# WHAT YOU NEED TO DO
Scan the material that follows. Copy every line containing the word "title".

[[ INFORMATION SHOWN open ]]

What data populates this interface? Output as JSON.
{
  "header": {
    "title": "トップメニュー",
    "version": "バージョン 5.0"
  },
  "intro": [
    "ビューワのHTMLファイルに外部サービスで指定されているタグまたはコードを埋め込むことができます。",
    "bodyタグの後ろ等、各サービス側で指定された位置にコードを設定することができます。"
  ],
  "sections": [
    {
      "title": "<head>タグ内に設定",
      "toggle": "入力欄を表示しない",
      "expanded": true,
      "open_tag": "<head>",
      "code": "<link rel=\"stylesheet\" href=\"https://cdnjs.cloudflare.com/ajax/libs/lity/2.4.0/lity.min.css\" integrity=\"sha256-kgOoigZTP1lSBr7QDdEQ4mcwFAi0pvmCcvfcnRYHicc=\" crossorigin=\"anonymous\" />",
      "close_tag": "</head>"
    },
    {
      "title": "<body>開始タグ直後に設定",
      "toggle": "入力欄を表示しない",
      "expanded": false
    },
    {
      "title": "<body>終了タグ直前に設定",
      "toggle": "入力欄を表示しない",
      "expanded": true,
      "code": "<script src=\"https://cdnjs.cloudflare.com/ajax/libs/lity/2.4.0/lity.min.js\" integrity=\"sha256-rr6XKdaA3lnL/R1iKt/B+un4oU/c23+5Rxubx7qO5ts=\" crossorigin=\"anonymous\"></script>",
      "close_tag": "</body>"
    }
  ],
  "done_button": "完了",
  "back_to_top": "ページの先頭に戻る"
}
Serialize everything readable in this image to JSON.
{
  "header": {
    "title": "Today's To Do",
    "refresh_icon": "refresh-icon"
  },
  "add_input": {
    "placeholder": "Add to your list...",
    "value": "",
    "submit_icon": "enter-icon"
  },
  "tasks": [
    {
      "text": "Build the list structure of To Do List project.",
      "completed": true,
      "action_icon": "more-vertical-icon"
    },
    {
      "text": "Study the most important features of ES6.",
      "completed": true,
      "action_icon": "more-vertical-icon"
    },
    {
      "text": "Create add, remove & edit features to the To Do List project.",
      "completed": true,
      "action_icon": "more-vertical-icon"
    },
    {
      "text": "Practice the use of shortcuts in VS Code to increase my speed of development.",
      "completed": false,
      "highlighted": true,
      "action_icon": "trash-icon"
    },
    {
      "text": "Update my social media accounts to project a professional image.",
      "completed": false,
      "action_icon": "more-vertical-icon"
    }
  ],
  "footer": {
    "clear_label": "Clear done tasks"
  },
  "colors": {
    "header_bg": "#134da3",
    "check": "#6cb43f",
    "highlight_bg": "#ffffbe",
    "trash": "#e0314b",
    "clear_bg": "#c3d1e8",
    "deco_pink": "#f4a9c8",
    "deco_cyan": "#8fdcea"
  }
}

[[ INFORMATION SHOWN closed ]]

# SOLUTION TO THIS PROBLEM
    "title": "トップメニュー",
      "title": "<head>タグ内に設定",
      "title": "<body>開始タグ直後に設定",
      "title": "<body>終了タグ直前に設定",
    "title": "Today's To Do",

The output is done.